Yes woot. And like I said the only other person I ever saw write that was PC
Wow. Most of my friends say w00t or some equivalent of it (wewp or woot being popular ones) and we have for like 5 years now. People used to say it all the time on TFC (Team Fortress Classic = a HalfLife mod).
Maybe thats where he got it from. I've only heard it in the military.
a normal chat room, has alot more garbage in it. well also much more w00ting.
*points to exhibit B* http://talk.hope.net/viewtopic.php?id=3 (first post made by me and the link in it. "Real Life vs Internet Life")
no no exhibit B was pointing out how this forum isn't like a chatroom. hopefully it doesn't turn into a chatroom(ish) thing either.
Here are my pictures from the 5th Hope. At Hope #4 CDC tried to do a simulcast from the 2nd floor "stage" area to the 18th floor. It didn't work. At that point I was thinking, "JFC, this place is like all the kids who ran the AV equipment in jr. high... how come no one has stepped up to the plate to get this sh!t nailed down." So I emailed and ended up working up a system. At first it was just me, and I was trying to do some other things... but then my friend misfit jumped in and helped a ton. Then another local Patrick did as well.
Here are the pics:
http://users.757.org/~ethan/pics/trips/ … July-2004/
The system that we brought had a few functions. It captured the video on the 18th floors and sent it down to file servers on 2nd. It also served up about 200GB of related material. There were like 2 or 3 PCs sitting on the edge of the terminal cluster that each had 3 terminals attached. The dumb terminal allowed selection of what to watch, and when selected the video came out of a television that was hooked to the same computer. This was done by using hardware decoder cards that show up as a device in linux, and you just cat the video file to it and the video comes out of a svideo/composite video output on the card. So 1 PC could easily run 3 televisions.
This was the same year we did the Wozniak simulcast. Most people don't know it, but the computer that was handling the *DVD QUALITY* video was actually something like a Pentium 90 that we gave away. The card did it all, and I had bought them all on eBay (Optibase Videoplex if I recall).
I encoded a bunch of rare stuff, like the 1994 Hack Attack documentary that was on Discovery. I collect this kind of stuff. News clips, whatever else. Also some people gave me a few new things at the con as well. Emanuel hooked me up with all the content for H2K2 which was on the system for instant playback as well.
We did the LED sign to show was was playing in the movie room. The goal was to fully automate it, but upon arrival it turned out that there was a huge stack of videos from other people so the automation for the video room wasn't really used. I think we made an interface to update the LED sign though (it was originally setup in that the sign followed what was playing, and what was playing could be driven by a list).
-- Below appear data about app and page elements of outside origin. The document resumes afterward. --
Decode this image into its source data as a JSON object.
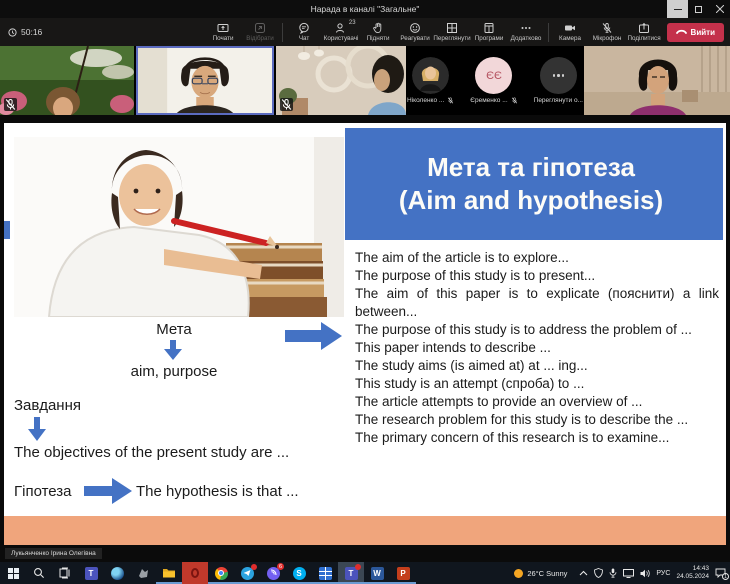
{
  "window": {
    "title": "Нарада в каналі \"Загальне\""
  },
  "toolbar": {
    "timer": "50:16",
    "start": "Почати",
    "takeback": "Відібрати",
    "chat": "Чат",
    "people": "Користувачі",
    "people_badge": "23",
    "raise": "Підняти",
    "react": "Реагувати",
    "view": "Переглянути",
    "apps": "Програми",
    "more": "Додатково",
    "camera": "Камера",
    "mic": "Мікрофон",
    "share": "Поділитися",
    "leave": "Вийти"
  },
  "participants": {
    "p1_name": "Ніколенко ...",
    "p2_name": "Єременко ...",
    "p2_initials": "ЄЄ",
    "p3_name": "Переглянути о..."
  },
  "slide": {
    "title1": "Мета та гіпотеза",
    "title2": "(Aim and hypothesis)",
    "meta": "Мета",
    "aim": "aim, purpose",
    "tasks": "Завдання",
    "objectives": "The objectives of the present study are ...",
    "hypothesis_label": "Гіпотеза",
    "hypothesis": "The hypothesis is that ...",
    "right_lines": [
      "The aim of the article is to explore...",
      "The purpose of this study is to present...",
      "The aim of this paper is to explicate (пояснити) a link between...",
      "The purpose of this study is to address the problem of ...",
      "This paper intends to describe ...",
      "The study aims (is aimed at) at ... ing...",
      "This study is an attempt (спроба) to ...",
      "The article attempts to provide an overview of ...",
      "The research problem for this study is to describe the ...",
      "The primary concern of this research is to examine..."
    ]
  },
  "presenter": {
    "name": "Лукьянченко Ірина Олегівна"
  },
  "taskbar": {
    "weather": "26°C Sunny",
    "lang": "РУС",
    "time": "14:43",
    "date": "24.05.2024",
    "viber_badge": "6",
    "notif_badge": "1",
    "letters": {
      "teams": "T",
      "skype": "S",
      "word": "W",
      "ppt": "P"
    }
  },
  "colors": {
    "accent_blue": "#4472C4",
    "salmon": "#F0A57C",
    "leave_red": "#C4314B"
  }
}
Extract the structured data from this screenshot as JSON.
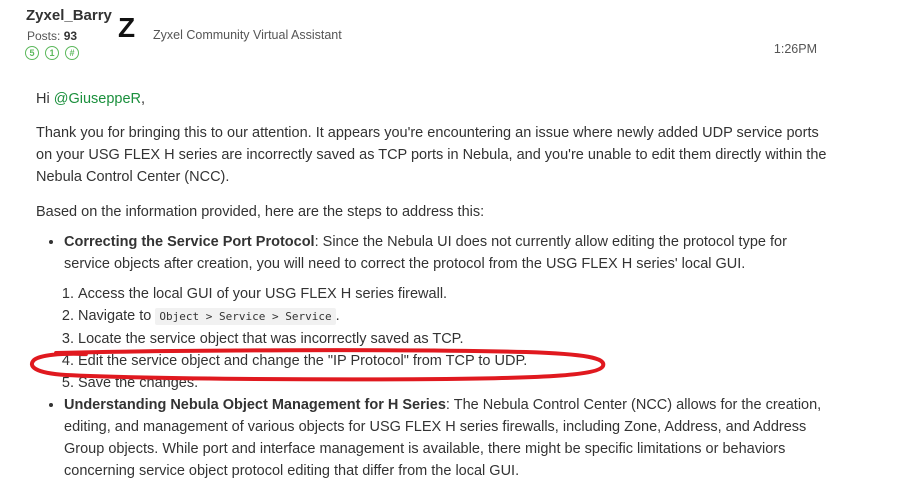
{
  "author": {
    "name": "Zyxel_Barry",
    "posts_label": "Posts:",
    "posts_count": "93",
    "badges": [
      "5",
      "1",
      "#"
    ],
    "avatar_letter": "Z",
    "role": "Zyxel Community Virtual Assistant"
  },
  "timestamp": "1:26PM",
  "post": {
    "greeting": "Hi ",
    "mention": "@GiuseppeR",
    "greeting_end": ",",
    "p1": "Thank you for bringing this to our attention. It appears you're encountering an issue where newly added UDP service ports on your USG FLEX H series are incorrectly saved as TCP ports in Nebula, and you're unable to edit them directly within the Nebula Control Center (NCC).",
    "p2": "Based on the information provided, here are the steps to address this:",
    "bullet1_title": "Correcting the Service Port Protocol",
    "bullet1_text": ": Since the Nebula UI does not currently allow editing the protocol type for service objects after creation, you will need to correct the protocol from the USG FLEX H series' local GUI.",
    "steps": {
      "s1": "Access the local GUI of your USG FLEX H series firewall.",
      "s2_prefix": "Navigate to ",
      "s2_code": "Object > Service > Service",
      "s2_suffix": ".",
      "s3": "Locate the service object that was incorrectly saved as TCP.",
      "s4": "Edit the service object and change the \"IP Protocol\" from TCP to UDP.",
      "s5": "Save the changes."
    },
    "bullet2_title": "Understanding Nebula Object Management for H Series",
    "bullet2_text": ": The Nebula Control Center (NCC) allows for the creation, editing, and management of various objects for USG FLEX H series firewalls, including Zone, Address, and Address Group objects. While port and interface management is available, there might be specific limitations or behaviors concerning service object protocol editing that differ from the local GUI."
  },
  "annotation_color": "#e0191f"
}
I made custom boxes that were deep enough to handle 23" rackmount servers. I also brought some other equipment I had which people asked for but I don't think it was used (feedback eliminators and compressor limiters). We had issues with the encoders that year, as the Linux support for the units was a little iffy. Ended up using Windows 2000, then netcatting the data to the FreeBSD machines on 2nd.
Box building is pre con, when I made my little flight cases for the event.
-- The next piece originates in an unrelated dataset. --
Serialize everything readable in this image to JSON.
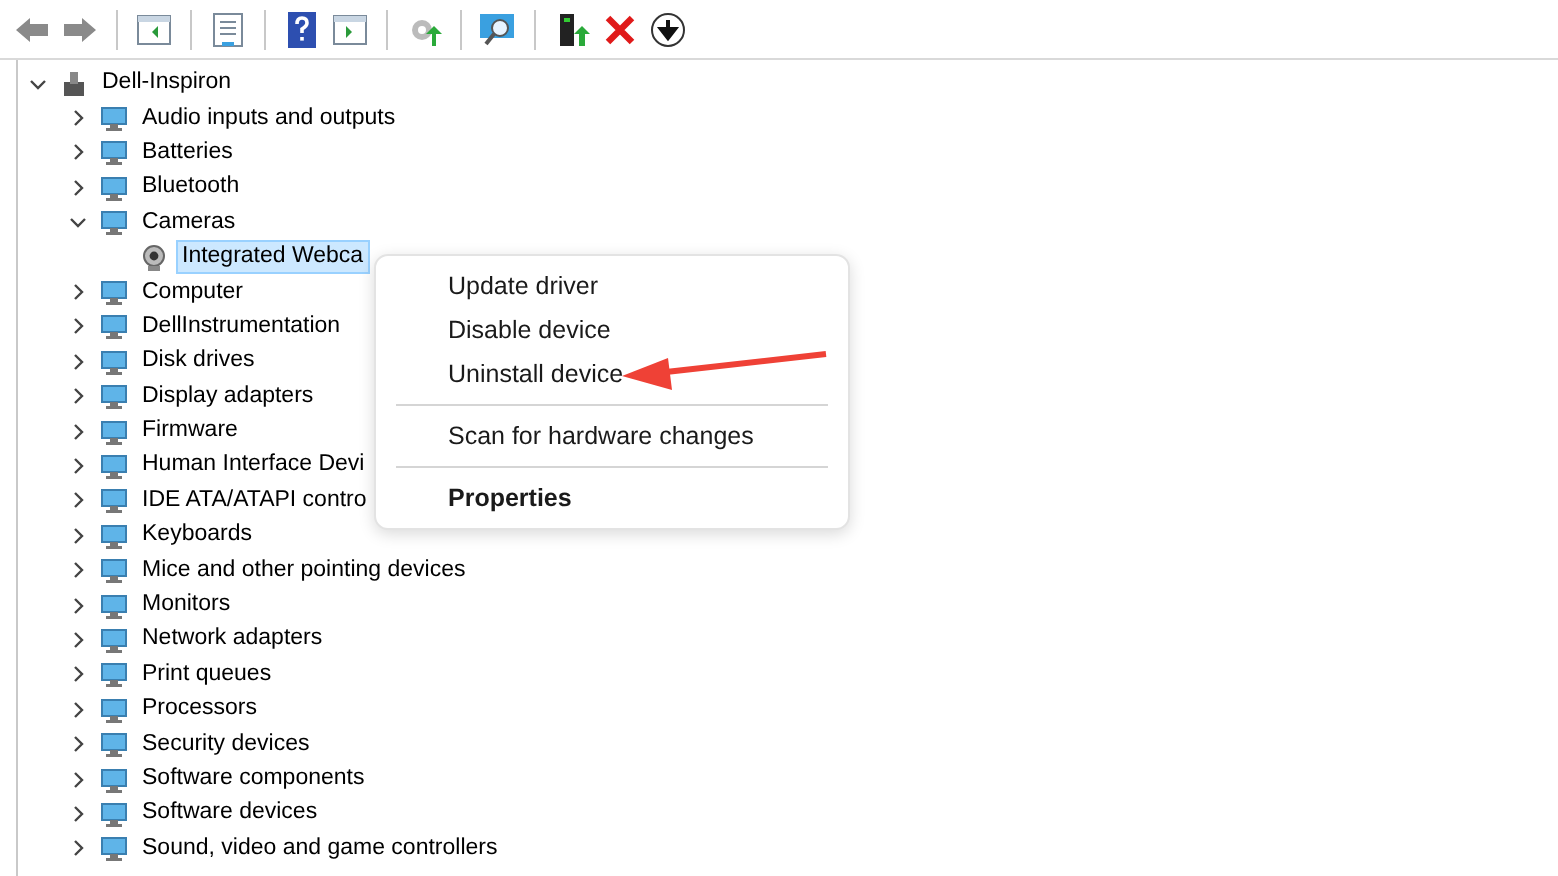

Prep at home was encoding VHS and Beta tapes, and trying to get everything working in terms of catalogging the data.
Wed night hotel prep... Stuff wasn't exactly ready, so once we got to NYC we continued to hammed stuff out.
Thursday we got up and started to deploy... but the network wasn't ready IIRC, and perhaps cat5 shortage ment we didn't really start to hammer stuff out until like 8pm... which ment we never actually went to bed Thursday night. Friday morning though things were working a bit better.
The long cable run to the LED signboard prooved problematic as well. When it was time for the 6th hope, those signboards had ethernet to serial adaptors on them so no long RS232 hauls were used.